__RECORDS FOR THE EXERCISE__:
──────────

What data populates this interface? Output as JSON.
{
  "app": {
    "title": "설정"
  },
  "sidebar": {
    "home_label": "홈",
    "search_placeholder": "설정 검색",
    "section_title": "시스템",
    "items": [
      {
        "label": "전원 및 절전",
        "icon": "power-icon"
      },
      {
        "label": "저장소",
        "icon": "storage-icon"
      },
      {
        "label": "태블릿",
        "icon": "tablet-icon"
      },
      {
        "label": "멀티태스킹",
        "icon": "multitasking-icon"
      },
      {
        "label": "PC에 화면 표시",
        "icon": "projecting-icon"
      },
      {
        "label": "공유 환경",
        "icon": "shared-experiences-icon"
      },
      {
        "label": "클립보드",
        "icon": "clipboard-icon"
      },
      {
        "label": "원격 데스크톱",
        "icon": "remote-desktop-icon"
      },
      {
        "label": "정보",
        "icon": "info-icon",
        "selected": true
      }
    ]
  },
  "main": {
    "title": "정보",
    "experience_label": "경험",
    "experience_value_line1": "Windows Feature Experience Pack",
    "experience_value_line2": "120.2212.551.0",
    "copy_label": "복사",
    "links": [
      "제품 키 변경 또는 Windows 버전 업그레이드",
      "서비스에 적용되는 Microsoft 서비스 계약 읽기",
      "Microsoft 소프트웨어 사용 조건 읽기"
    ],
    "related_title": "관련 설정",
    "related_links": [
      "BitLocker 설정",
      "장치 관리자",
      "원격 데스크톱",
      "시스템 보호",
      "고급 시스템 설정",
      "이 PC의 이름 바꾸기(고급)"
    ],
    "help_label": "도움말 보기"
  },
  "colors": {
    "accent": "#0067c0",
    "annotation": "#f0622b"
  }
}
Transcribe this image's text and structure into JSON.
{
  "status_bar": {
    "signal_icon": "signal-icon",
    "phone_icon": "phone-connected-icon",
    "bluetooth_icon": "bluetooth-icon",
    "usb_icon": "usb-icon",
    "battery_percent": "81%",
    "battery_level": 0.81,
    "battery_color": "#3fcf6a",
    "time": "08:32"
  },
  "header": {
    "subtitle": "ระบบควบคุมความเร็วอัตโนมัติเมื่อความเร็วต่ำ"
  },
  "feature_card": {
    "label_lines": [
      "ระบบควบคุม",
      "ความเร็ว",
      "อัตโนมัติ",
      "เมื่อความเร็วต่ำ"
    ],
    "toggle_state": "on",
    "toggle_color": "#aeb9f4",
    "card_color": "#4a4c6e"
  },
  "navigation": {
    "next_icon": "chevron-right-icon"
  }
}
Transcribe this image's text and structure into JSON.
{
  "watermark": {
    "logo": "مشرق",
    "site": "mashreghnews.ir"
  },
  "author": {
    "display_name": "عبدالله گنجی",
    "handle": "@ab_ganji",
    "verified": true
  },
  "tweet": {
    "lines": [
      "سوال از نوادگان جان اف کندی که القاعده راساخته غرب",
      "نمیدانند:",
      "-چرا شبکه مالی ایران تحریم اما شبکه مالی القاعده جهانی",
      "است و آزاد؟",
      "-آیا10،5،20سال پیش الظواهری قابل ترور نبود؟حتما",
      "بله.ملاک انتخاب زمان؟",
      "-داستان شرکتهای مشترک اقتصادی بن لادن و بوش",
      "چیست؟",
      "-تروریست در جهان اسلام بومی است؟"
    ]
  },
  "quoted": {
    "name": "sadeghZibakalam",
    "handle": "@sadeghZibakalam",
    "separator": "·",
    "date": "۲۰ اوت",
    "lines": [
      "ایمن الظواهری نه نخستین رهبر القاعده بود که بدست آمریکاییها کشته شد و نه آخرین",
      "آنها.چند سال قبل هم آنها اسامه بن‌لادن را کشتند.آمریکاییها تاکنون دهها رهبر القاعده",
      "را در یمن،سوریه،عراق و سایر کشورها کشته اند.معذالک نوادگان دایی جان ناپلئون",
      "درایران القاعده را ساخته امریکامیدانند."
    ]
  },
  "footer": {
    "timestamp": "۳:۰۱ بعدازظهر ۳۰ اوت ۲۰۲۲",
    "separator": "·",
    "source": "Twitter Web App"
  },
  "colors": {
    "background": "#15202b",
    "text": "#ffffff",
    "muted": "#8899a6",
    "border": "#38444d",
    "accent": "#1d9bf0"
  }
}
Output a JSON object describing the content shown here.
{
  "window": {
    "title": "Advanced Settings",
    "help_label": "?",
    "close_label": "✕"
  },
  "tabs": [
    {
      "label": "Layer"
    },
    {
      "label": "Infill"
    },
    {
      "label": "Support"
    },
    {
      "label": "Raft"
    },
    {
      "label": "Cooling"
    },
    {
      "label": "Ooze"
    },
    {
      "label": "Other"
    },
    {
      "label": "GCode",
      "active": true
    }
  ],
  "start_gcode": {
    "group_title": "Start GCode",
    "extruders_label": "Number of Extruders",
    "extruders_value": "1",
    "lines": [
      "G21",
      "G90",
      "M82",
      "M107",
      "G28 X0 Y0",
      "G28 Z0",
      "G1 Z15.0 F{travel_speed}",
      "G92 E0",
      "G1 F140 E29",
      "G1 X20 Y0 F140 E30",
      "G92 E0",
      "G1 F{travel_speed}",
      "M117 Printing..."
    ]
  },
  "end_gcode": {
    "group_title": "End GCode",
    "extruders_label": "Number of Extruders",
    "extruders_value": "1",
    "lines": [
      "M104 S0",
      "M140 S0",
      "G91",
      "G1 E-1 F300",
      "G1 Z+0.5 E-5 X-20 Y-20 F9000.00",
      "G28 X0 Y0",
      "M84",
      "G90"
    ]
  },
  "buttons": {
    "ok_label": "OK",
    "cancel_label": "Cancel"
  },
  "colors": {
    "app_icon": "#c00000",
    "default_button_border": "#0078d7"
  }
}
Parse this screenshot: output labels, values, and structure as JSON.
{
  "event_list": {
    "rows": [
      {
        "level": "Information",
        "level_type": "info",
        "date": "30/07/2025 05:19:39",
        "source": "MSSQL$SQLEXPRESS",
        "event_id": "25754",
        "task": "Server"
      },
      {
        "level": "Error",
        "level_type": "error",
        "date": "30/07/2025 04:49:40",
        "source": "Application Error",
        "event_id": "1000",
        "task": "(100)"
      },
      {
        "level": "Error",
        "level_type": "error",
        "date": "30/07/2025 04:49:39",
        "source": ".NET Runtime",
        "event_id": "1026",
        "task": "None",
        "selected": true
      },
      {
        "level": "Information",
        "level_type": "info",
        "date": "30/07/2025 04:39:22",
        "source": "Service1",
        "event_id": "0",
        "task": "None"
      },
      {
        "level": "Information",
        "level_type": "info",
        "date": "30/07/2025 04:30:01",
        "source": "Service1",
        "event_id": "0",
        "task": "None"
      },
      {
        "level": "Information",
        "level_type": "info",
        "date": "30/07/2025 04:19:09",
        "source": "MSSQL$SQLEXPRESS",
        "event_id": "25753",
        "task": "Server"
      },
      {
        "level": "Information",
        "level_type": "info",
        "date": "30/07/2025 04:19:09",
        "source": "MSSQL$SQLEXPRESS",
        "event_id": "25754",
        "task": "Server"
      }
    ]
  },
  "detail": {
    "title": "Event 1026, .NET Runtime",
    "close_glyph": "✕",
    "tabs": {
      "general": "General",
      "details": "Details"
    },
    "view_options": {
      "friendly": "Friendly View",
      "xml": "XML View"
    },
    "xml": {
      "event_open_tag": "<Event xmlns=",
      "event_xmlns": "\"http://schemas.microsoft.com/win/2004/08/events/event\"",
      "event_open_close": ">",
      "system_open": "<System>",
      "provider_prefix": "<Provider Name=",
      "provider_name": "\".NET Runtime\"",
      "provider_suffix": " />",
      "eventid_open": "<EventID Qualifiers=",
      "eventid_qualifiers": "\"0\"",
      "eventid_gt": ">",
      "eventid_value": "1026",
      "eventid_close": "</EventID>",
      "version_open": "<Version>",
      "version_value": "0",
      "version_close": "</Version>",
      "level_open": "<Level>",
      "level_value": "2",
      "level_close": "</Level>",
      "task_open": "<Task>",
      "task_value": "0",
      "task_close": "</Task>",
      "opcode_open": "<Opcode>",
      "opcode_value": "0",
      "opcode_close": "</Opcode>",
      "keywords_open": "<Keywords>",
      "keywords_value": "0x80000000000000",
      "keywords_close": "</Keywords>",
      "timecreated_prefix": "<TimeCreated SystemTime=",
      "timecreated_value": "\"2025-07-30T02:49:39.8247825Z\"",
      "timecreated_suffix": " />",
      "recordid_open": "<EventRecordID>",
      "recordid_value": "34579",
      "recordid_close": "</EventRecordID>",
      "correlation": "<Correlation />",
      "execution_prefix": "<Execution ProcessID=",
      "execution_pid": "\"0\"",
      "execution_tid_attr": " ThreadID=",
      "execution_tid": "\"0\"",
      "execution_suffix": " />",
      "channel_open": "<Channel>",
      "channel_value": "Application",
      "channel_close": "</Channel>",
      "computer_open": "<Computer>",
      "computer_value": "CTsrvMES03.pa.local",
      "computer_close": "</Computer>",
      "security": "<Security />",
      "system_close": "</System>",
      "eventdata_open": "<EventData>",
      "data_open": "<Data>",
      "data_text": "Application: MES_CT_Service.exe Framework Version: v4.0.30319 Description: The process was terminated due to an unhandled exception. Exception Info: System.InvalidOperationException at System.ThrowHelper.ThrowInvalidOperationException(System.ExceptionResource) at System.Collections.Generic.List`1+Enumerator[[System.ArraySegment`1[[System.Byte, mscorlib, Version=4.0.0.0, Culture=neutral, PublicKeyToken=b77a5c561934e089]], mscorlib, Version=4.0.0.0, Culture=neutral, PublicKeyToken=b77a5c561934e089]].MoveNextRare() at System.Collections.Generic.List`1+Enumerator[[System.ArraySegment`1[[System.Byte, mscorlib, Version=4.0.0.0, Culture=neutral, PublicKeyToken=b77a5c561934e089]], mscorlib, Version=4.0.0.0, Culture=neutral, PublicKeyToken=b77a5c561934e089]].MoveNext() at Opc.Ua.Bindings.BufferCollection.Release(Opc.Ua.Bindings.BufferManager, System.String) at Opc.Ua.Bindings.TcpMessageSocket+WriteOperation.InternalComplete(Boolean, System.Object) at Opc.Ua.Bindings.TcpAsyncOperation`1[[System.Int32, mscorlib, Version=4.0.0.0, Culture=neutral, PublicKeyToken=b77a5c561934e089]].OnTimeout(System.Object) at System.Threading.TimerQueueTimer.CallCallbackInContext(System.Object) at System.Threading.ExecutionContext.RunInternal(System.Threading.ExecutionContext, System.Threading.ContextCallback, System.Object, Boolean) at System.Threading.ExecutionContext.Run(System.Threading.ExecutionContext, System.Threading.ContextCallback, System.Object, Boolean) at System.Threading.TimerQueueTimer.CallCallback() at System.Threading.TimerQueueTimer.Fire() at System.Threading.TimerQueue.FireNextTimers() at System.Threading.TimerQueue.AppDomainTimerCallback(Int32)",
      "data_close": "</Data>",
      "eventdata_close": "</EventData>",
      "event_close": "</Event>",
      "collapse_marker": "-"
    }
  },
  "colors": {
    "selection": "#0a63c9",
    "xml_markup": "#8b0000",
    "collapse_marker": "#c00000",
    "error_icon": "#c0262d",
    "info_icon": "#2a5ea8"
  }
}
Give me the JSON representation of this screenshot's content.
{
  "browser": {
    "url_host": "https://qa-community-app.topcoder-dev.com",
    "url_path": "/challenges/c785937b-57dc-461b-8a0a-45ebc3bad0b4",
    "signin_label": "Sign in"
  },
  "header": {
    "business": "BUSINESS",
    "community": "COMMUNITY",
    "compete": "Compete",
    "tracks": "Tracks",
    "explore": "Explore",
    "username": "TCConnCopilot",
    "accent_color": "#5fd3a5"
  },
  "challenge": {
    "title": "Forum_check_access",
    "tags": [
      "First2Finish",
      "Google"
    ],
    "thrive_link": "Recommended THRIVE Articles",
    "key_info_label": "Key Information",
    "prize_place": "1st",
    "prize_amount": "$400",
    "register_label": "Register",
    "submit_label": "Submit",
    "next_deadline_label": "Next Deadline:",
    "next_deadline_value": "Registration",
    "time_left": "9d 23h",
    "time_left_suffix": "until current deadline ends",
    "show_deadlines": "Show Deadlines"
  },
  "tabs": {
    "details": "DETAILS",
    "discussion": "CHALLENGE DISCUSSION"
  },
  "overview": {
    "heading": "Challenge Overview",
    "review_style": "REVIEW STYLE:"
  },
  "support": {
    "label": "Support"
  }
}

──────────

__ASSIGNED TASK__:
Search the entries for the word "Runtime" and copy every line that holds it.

__SOLUTION TO THIS TASK__:
        "source": ".NET Runtime",
    "title": "Event 1026, .NET Runtime",
      "provider_name": "\".NET Runtime\"",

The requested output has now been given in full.